== INFORMATION
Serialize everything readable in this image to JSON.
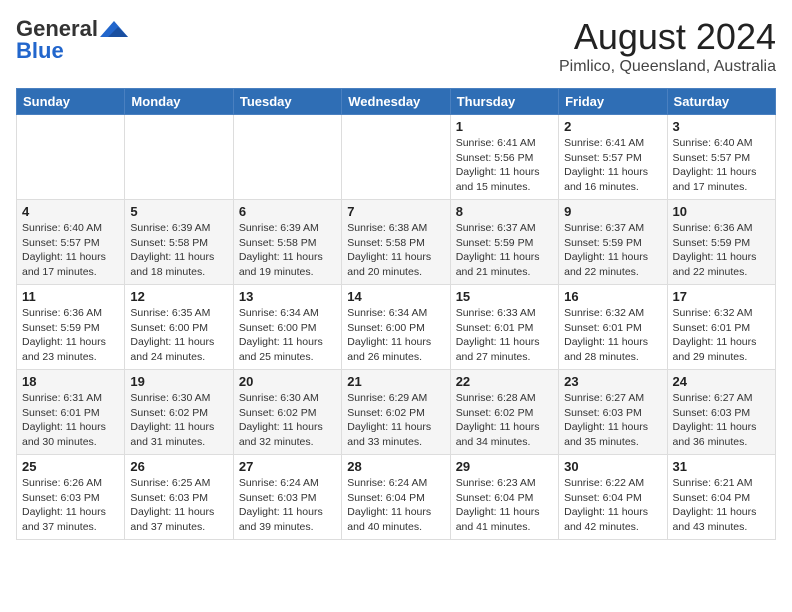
{
  "logo": {
    "general": "General",
    "blue": "Blue"
  },
  "header": {
    "month": "August 2024",
    "location": "Pimlico, Queensland, Australia"
  },
  "weekdays": [
    "Sunday",
    "Monday",
    "Tuesday",
    "Wednesday",
    "Thursday",
    "Friday",
    "Saturday"
  ],
  "rows": [
    [
      {
        "day": "",
        "info": ""
      },
      {
        "day": "",
        "info": ""
      },
      {
        "day": "",
        "info": ""
      },
      {
        "day": "",
        "info": ""
      },
      {
        "day": "1",
        "info": "Sunrise: 6:41 AM\nSunset: 5:56 PM\nDaylight: 11 hours and 15 minutes."
      },
      {
        "day": "2",
        "info": "Sunrise: 6:41 AM\nSunset: 5:57 PM\nDaylight: 11 hours and 16 minutes."
      },
      {
        "day": "3",
        "info": "Sunrise: 6:40 AM\nSunset: 5:57 PM\nDaylight: 11 hours and 17 minutes."
      }
    ],
    [
      {
        "day": "4",
        "info": "Sunrise: 6:40 AM\nSunset: 5:57 PM\nDaylight: 11 hours and 17 minutes."
      },
      {
        "day": "5",
        "info": "Sunrise: 6:39 AM\nSunset: 5:58 PM\nDaylight: 11 hours and 18 minutes."
      },
      {
        "day": "6",
        "info": "Sunrise: 6:39 AM\nSunset: 5:58 PM\nDaylight: 11 hours and 19 minutes."
      },
      {
        "day": "7",
        "info": "Sunrise: 6:38 AM\nSunset: 5:58 PM\nDaylight: 11 hours and 20 minutes."
      },
      {
        "day": "8",
        "info": "Sunrise: 6:37 AM\nSunset: 5:59 PM\nDaylight: 11 hours and 21 minutes."
      },
      {
        "day": "9",
        "info": "Sunrise: 6:37 AM\nSunset: 5:59 PM\nDaylight: 11 hours and 22 minutes."
      },
      {
        "day": "10",
        "info": "Sunrise: 6:36 AM\nSunset: 5:59 PM\nDaylight: 11 hours and 22 minutes."
      }
    ],
    [
      {
        "day": "11",
        "info": "Sunrise: 6:36 AM\nSunset: 5:59 PM\nDaylight: 11 hours and 23 minutes."
      },
      {
        "day": "12",
        "info": "Sunrise: 6:35 AM\nSunset: 6:00 PM\nDaylight: 11 hours and 24 minutes."
      },
      {
        "day": "13",
        "info": "Sunrise: 6:34 AM\nSunset: 6:00 PM\nDaylight: 11 hours and 25 minutes."
      },
      {
        "day": "14",
        "info": "Sunrise: 6:34 AM\nSunset: 6:00 PM\nDaylight: 11 hours and 26 minutes."
      },
      {
        "day": "15",
        "info": "Sunrise: 6:33 AM\nSunset: 6:01 PM\nDaylight: 11 hours and 27 minutes."
      },
      {
        "day": "16",
        "info": "Sunrise: 6:32 AM\nSunset: 6:01 PM\nDaylight: 11 hours and 28 minutes."
      },
      {
        "day": "17",
        "info": "Sunrise: 6:32 AM\nSunset: 6:01 PM\nDaylight: 11 hours and 29 minutes."
      }
    ],
    [
      {
        "day": "18",
        "info": "Sunrise: 6:31 AM\nSunset: 6:01 PM\nDaylight: 11 hours and 30 minutes."
      },
      {
        "day": "19",
        "info": "Sunrise: 6:30 AM\nSunset: 6:02 PM\nDaylight: 11 hours and 31 minutes."
      },
      {
        "day": "20",
        "info": "Sunrise: 6:30 AM\nSunset: 6:02 PM\nDaylight: 11 hours and 32 minutes."
      },
      {
        "day": "21",
        "info": "Sunrise: 6:29 AM\nSunset: 6:02 PM\nDaylight: 11 hours and 33 minutes."
      },
      {
        "day": "22",
        "info": "Sunrise: 6:28 AM\nSunset: 6:02 PM\nDaylight: 11 hours and 34 minutes."
      },
      {
        "day": "23",
        "info": "Sunrise: 6:27 AM\nSunset: 6:03 PM\nDaylight: 11 hours and 35 minutes."
      },
      {
        "day": "24",
        "info": "Sunrise: 6:27 AM\nSunset: 6:03 PM\nDaylight: 11 hours and 36 minutes."
      }
    ],
    [
      {
        "day": "25",
        "info": "Sunrise: 6:26 AM\nSunset: 6:03 PM\nDaylight: 11 hours and 37 minutes."
      },
      {
        "day": "26",
        "info": "Sunrise: 6:25 AM\nSunset: 6:03 PM\nDaylight: 11 hours and 37 minutes."
      },
      {
        "day": "27",
        "info": "Sunrise: 6:24 AM\nSunset: 6:03 PM\nDaylight: 11 hours and 39 minutes."
      },
      {
        "day": "28",
        "info": "Sunrise: 6:24 AM\nSunset: 6:04 PM\nDaylight: 11 hours and 40 minutes."
      },
      {
        "day": "29",
        "info": "Sunrise: 6:23 AM\nSunset: 6:04 PM\nDaylight: 11 hours and 41 minutes."
      },
      {
        "day": "30",
        "info": "Sunrise: 6:22 AM\nSunset: 6:04 PM\nDaylight: 11 hours and 42 minutes."
      },
      {
        "day": "31",
        "info": "Sunrise: 6:21 AM\nSunset: 6:04 PM\nDaylight: 11 hours and 43 minutes."
      }
    ]
  ]
}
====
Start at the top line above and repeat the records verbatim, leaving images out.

PROBLEM SOLUTION ->
Serialize everything readable in this image to JSON.
{
  "logo": {
    "general": "General",
    "blue": "Blue"
  },
  "header": {
    "month": "August 2024",
    "location": "Pimlico, Queensland, Australia"
  },
  "weekdays": [
    "Sunday",
    "Monday",
    "Tuesday",
    "Wednesday",
    "Thursday",
    "Friday",
    "Saturday"
  ],
  "rows": [
    [
      {
        "day": "",
        "info": ""
      },
      {
        "day": "",
        "info": ""
      },
      {
        "day": "",
        "info": ""
      },
      {
        "day": "",
        "info": ""
      },
      {
        "day": "1",
        "info": "Sunrise: 6:41 AM\nSunset: 5:56 PM\nDaylight: 11 hours and 15 minutes."
      },
      {
        "day": "2",
        "info": "Sunrise: 6:41 AM\nSunset: 5:57 PM\nDaylight: 11 hours and 16 minutes."
      },
      {
        "day": "3",
        "info": "Sunrise: 6:40 AM\nSunset: 5:57 PM\nDaylight: 11 hours and 17 minutes."
      }
    ],
    [
      {
        "day": "4",
        "info": "Sunrise: 6:40 AM\nSunset: 5:57 PM\nDaylight: 11 hours and 17 minutes."
      },
      {
        "day": "5",
        "info": "Sunrise: 6:39 AM\nSunset: 5:58 PM\nDaylight: 11 hours and 18 minutes."
      },
      {
        "day": "6",
        "info": "Sunrise: 6:39 AM\nSunset: 5:58 PM\nDaylight: 11 hours and 19 minutes."
      },
      {
        "day": "7",
        "info": "Sunrise: 6:38 AM\nSunset: 5:58 PM\nDaylight: 11 hours and 20 minutes."
      },
      {
        "day": "8",
        "info": "Sunrise: 6:37 AM\nSunset: 5:59 PM\nDaylight: 11 hours and 21 minutes."
      },
      {
        "day": "9",
        "info": "Sunrise: 6:37 AM\nSunset: 5:59 PM\nDaylight: 11 hours and 22 minutes."
      },
      {
        "day": "10",
        "info": "Sunrise: 6:36 AM\nSunset: 5:59 PM\nDaylight: 11 hours and 22 minutes."
      }
    ],
    [
      {
        "day": "11",
        "info": "Sunrise: 6:36 AM\nSunset: 5:59 PM\nDaylight: 11 hours and 23 minutes."
      },
      {
        "day": "12",
        "info": "Sunrise: 6:35 AM\nSunset: 6:00 PM\nDaylight: 11 hours and 24 minutes."
      },
      {
        "day": "13",
        "info": "Sunrise: 6:34 AM\nSunset: 6:00 PM\nDaylight: 11 hours and 25 minutes."
      },
      {
        "day": "14",
        "info": "Sunrise: 6:34 AM\nSunset: 6:00 PM\nDaylight: 11 hours and 26 minutes."
      },
      {
        "day": "15",
        "info": "Sunrise: 6:33 AM\nSunset: 6:01 PM\nDaylight: 11 hours and 27 minutes."
      },
      {
        "day": "16",
        "info": "Sunrise: 6:32 AM\nSunset: 6:01 PM\nDaylight: 11 hours and 28 minutes."
      },
      {
        "day": "17",
        "info": "Sunrise: 6:32 AM\nSunset: 6:01 PM\nDaylight: 11 hours and 29 minutes."
      }
    ],
    [
      {
        "day": "18",
        "info": "Sunrise: 6:31 AM\nSunset: 6:01 PM\nDaylight: 11 hours and 30 minutes."
      },
      {
        "day": "19",
        "info": "Sunrise: 6:30 AM\nSunset: 6:02 PM\nDaylight: 11 hours and 31 minutes."
      },
      {
        "day": "20",
        "info": "Sunrise: 6:30 AM\nSunset: 6:02 PM\nDaylight: 11 hours and 32 minutes."
      },
      {
        "day": "21",
        "info": "Sunrise: 6:29 AM\nSunset: 6:02 PM\nDaylight: 11 hours and 33 minutes."
      },
      {
        "day": "22",
        "info": "Sunrise: 6:28 AM\nSunset: 6:02 PM\nDaylight: 11 hours and 34 minutes."
      },
      {
        "day": "23",
        "info": "Sunrise: 6:27 AM\nSunset: 6:03 PM\nDaylight: 11 hours and 35 minutes."
      },
      {
        "day": "24",
        "info": "Sunrise: 6:27 AM\nSunset: 6:03 PM\nDaylight: 11 hours and 36 minutes."
      }
    ],
    [
      {
        "day": "25",
        "info": "Sunrise: 6:26 AM\nSunset: 6:03 PM\nDaylight: 11 hours and 37 minutes."
      },
      {
        "day": "26",
        "info": "Sunrise: 6:25 AM\nSunset: 6:03 PM\nDaylight: 11 hours and 37 minutes."
      },
      {
        "day": "27",
        "info": "Sunrise: 6:24 AM\nSunset: 6:03 PM\nDaylight: 11 hours and 39 minutes."
      },
      {
        "day": "28",
        "info": "Sunrise: 6:24 AM\nSunset: 6:04 PM\nDaylight: 11 hours and 40 minutes."
      },
      {
        "day": "29",
        "info": "Sunrise: 6:23 AM\nSunset: 6:04 PM\nDaylight: 11 hours and 41 minutes."
      },
      {
        "day": "30",
        "info": "Sunrise: 6:22 AM\nSunset: 6:04 PM\nDaylight: 11 hours and 42 minutes."
      },
      {
        "day": "31",
        "info": "Sunrise: 6:21 AM\nSunset: 6:04 PM\nDaylight: 11 hours and 43 minutes."
      }
    ]
  ]
}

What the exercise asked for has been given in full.